The Independent Commission of Investigations (INDECOM) Act is being strengthened with a bill to this effect set to be debated in parliament.
Justice Minister, Delroy Chuck, who is piloting a bill to amend the Act through the House of Representatives, explains that the prospective legislation also seeks to indemnify and validate certain actions, done in good faith by the Commission and its staff.
In tabling the bill in the House yesterday (May 10), Minister Chuck advised it also seeks to “indemnify the Commission, the Commissioner and the employees of the Commission for arrests executed and prosecutions initiated or conducted in good faith, during the period July 29, 2010 to March 16, 2018.”
The amendments to the Act being sought will among other things provide for the sharing of information with specific bodies, such as, the Director of Public Prosecutions, the Jamaica Constabulary Force and the Jamaica Defence Force and allow a member of the Security Forces, authorized by the Commission to serve a summons on any member of the Security Forces or a specified official.
Expanding powers of the Act
In addition, the amendment will expand the provisions relating to delegation under the Act and allow the Commission to initiate or continue an investigation, notwithstanding that criminal proceedings are under way. Minister Chuck advised the parliament that the amendments have been in the pipeline for quite some time now recalling that in 2015, a Joint Select Committee of Parliament established the INDECOM Act and its operations.
The Report of the Joint Select Committee’s Review of the Act included several amendments, some of which have been incorporated in the bill . Chuck pointed to the fact that certain provisions of the Act were being challenged in court, as such Cabinet thought it prudent to await the outcome of the case prior to implementing the recommended amendments to the Act.
From its inception, INDECOM operated on the premise that it had powers to arrest, charge and prosecute members of the security forces, until in 2013 when the Jamaica Police Federation challenged this practice in full court. After this, it ceased this practice. The case went up to the Judicial Committee of the Privy Council, which in 2020, affirmed the Court of Appeal’s ruling that the Commission did not have such powers to arrest, charge and prosecute.
The decision of the Judicial Committee of the Privy Council brought to the fore the need to validate and indemnify the disclosure of information done in good faith by the Commission, the Commissioner and employees. Also the ruling highlighted the need to indemnify the Commission, the Commissioner and the employees of the Commission for arrests executed and prosecutions initiated or conducted in good faith for the period July 29, 2010, the date when the work of the Commission begun, and March 16, 2018, the date of the decision of the Court of Appeal.

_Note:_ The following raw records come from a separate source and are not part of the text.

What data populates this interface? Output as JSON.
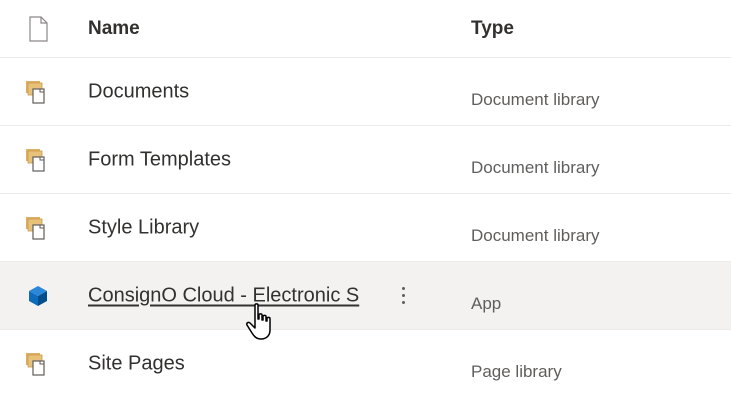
{
  "header": {
    "name_label": "Name",
    "type_label": "Type",
    "file_icon": "document-icon"
  },
  "rows": [
    {
      "name": "Documents",
      "type": "Document library",
      "icon": "document-library-icon"
    },
    {
      "name": "Form Templates",
      "type": "Document library",
      "icon": "document-library-icon"
    },
    {
      "name": "Style Library",
      "type": "Document library",
      "icon": "document-library-icon"
    },
    {
      "name": "ConsignO Cloud - Electronic S",
      "type": "App",
      "icon": "app-cube-icon",
      "hovered": true
    },
    {
      "name": "Site Pages",
      "type": "Page library",
      "icon": "document-library-icon"
    }
  ],
  "colors": {
    "library_icon": "#dcb067",
    "app_icon": "#0f6cbd",
    "hover_bg": "#f3f2f1"
  }
}
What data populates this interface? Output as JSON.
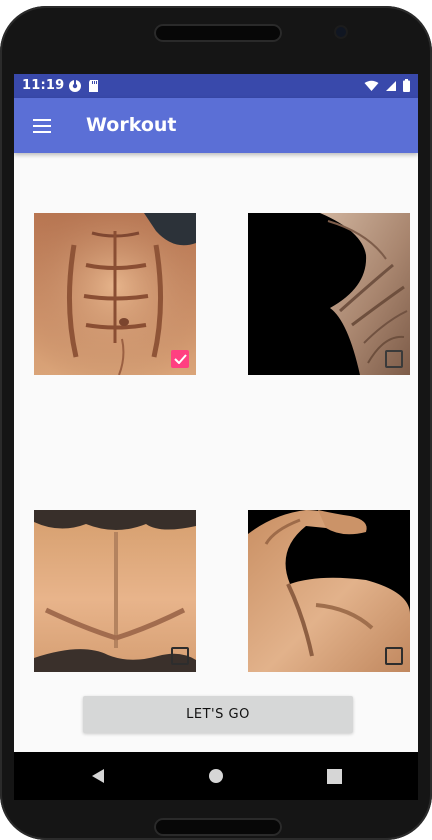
{
  "status_bar": {
    "time": "11:19",
    "left_icons": [
      "app-notification-icon",
      "sd-card-icon"
    ],
    "right_icons": [
      "wifi-icon",
      "signal-icon",
      "battery-icon"
    ],
    "colors": {
      "background": "#3949ab",
      "text": "#ffffff"
    }
  },
  "app_bar": {
    "title": "Workout",
    "menu_icon": "hamburger-menu-icon",
    "colors": {
      "background": "#5b6fd6",
      "text": "#ffffff"
    }
  },
  "workouts": [
    {
      "name": "abs",
      "checked": true
    },
    {
      "name": "arm-veins",
      "checked": false
    },
    {
      "name": "chest",
      "checked": false
    },
    {
      "name": "biceps",
      "checked": false
    }
  ],
  "action": {
    "label": "LET'S GO"
  },
  "navigation": {
    "back_icon": "back-icon",
    "home_icon": "home-icon",
    "recents_icon": "recents-icon"
  },
  "colors": {
    "accent": "#ff4081",
    "background": "#fafafa",
    "button": "#d6d7d7"
  }
}
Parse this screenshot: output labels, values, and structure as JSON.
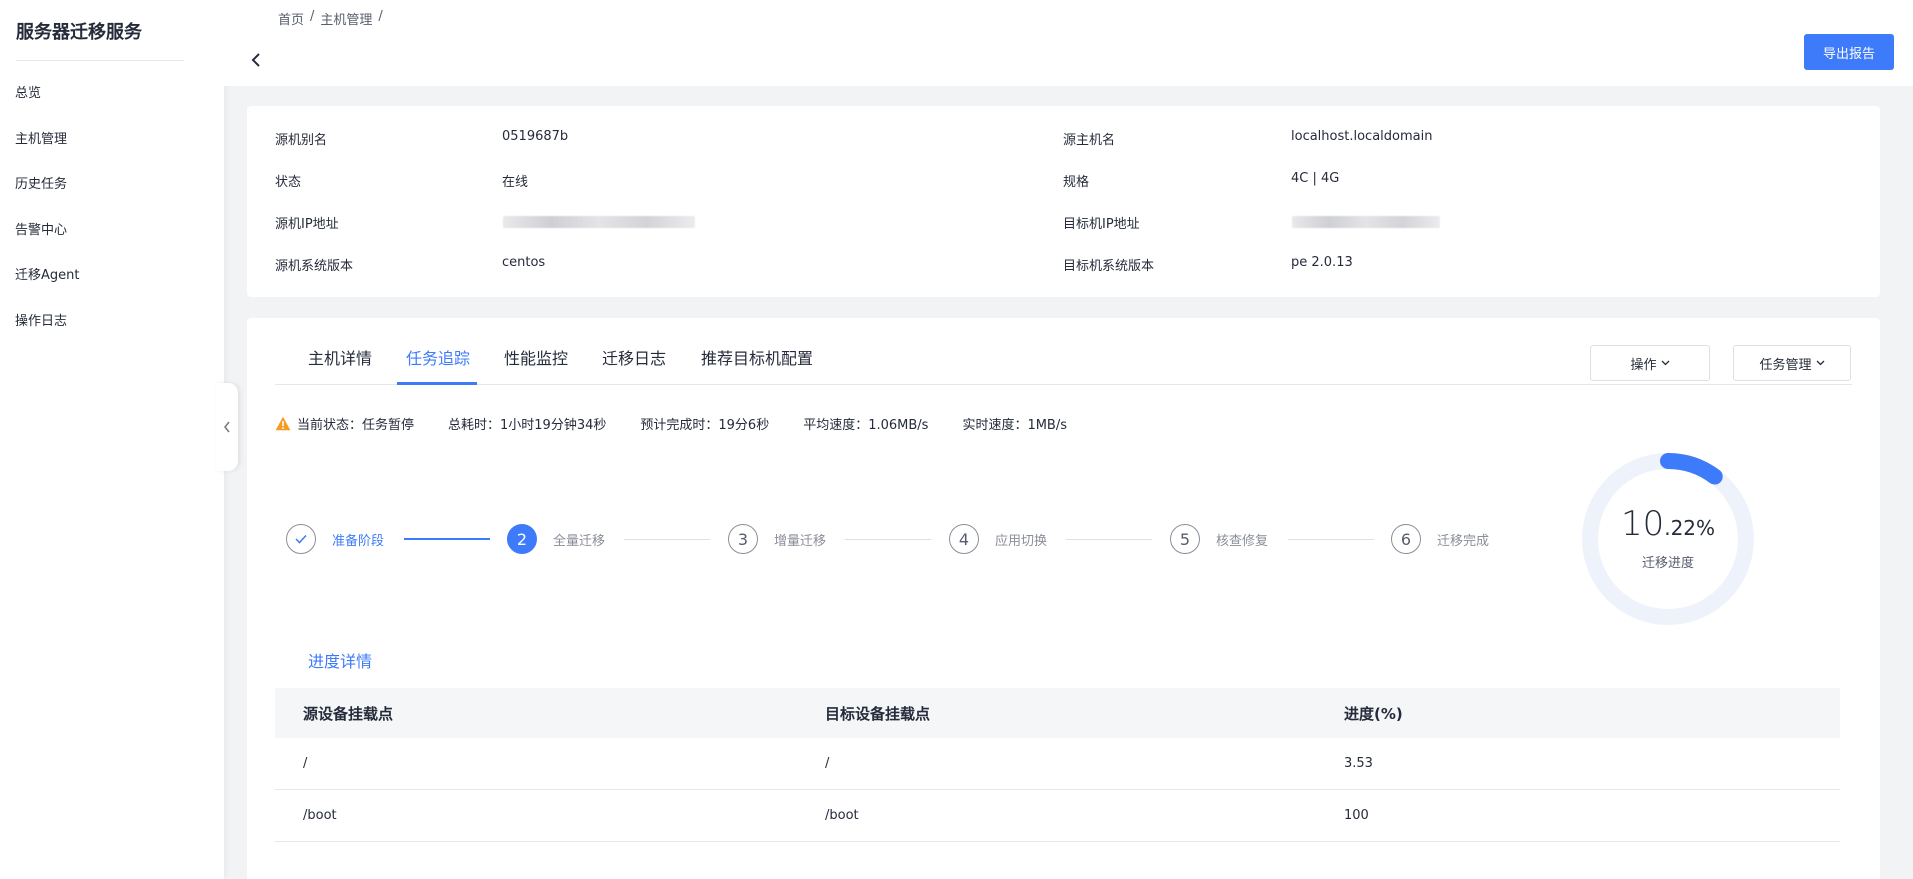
{
  "sidebar": {
    "title": "服务器迁移服务",
    "items": [
      {
        "label": "总览"
      },
      {
        "label": "主机管理"
      },
      {
        "label": "历史任务"
      },
      {
        "label": "告警中心"
      },
      {
        "label": "迁移Agent"
      },
      {
        "label": "操作日志"
      }
    ]
  },
  "header": {
    "breadcrumb": [
      "首页",
      "/",
      "主机管理",
      "/"
    ],
    "back_icon": "chevron-left-icon",
    "export_label": "导出报告"
  },
  "info": {
    "source_alias_label": "源机别名",
    "source_alias": "0519687b",
    "source_host_label": "源主机名",
    "source_host": "localhost.localdomain",
    "status_label": "状态",
    "status": "在线",
    "spec_label": "规格",
    "spec": "4C | 4G",
    "source_ip_label": "源机IP地址",
    "target_ip_label": "目标机IP地址",
    "source_os_label": "源机系统版本",
    "source_os": "centos",
    "target_os_label": "目标机系统版本",
    "target_os": "pe 2.0.13"
  },
  "tabs": [
    {
      "label": "主机详情"
    },
    {
      "label": "任务追踪"
    },
    {
      "label": "性能监控"
    },
    {
      "label": "迁移日志"
    },
    {
      "label": "推荐目标机配置"
    }
  ],
  "actions": {
    "operate_label": "操作",
    "task_manage_label": "任务管理"
  },
  "status_line": {
    "current": "当前状态：任务暂停",
    "total_time": "总耗时：1小时19分钟34秒",
    "eta": "预计完成时：19分6秒",
    "avg_speed": "平均速度：1.06MB/s",
    "realtime_speed": "实时速度：1MB/s"
  },
  "steps": [
    {
      "num": "✓",
      "label": "准备阶段",
      "state": "done"
    },
    {
      "num": "2",
      "label": "全量迁移",
      "state": "active"
    },
    {
      "num": "3",
      "label": "增量迁移",
      "state": "todo"
    },
    {
      "num": "4",
      "label": "应用切换",
      "state": "todo"
    },
    {
      "num": "5",
      "label": "核查修复",
      "state": "todo"
    },
    {
      "num": "6",
      "label": "迁移完成",
      "state": "todo"
    }
  ],
  "progress": {
    "int_part": "10",
    "dec_part": ".22%",
    "value": 0.1022,
    "label": "迁移进度",
    "color": "#3e7bfa",
    "track_color": "#eef2fb"
  },
  "sub_tab": {
    "label": "进度详情"
  },
  "table": {
    "headers": [
      "源设备挂载点",
      "目标设备挂载点",
      "进度(%)"
    ],
    "rows": [
      [
        "/",
        "/",
        "3.53"
      ],
      [
        "/boot",
        "/boot",
        "100"
      ]
    ]
  },
  "colors": {
    "accent": "#3e7bfa",
    "warning": "#f59a23"
  }
}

Chuck told the parliament that “the remaining amendments to the INDECOM Act outlined in the Report of the Joint Select Committee, save and except those that will no longer be pursued, will be introduced to the House after further consideration by Cabinet.”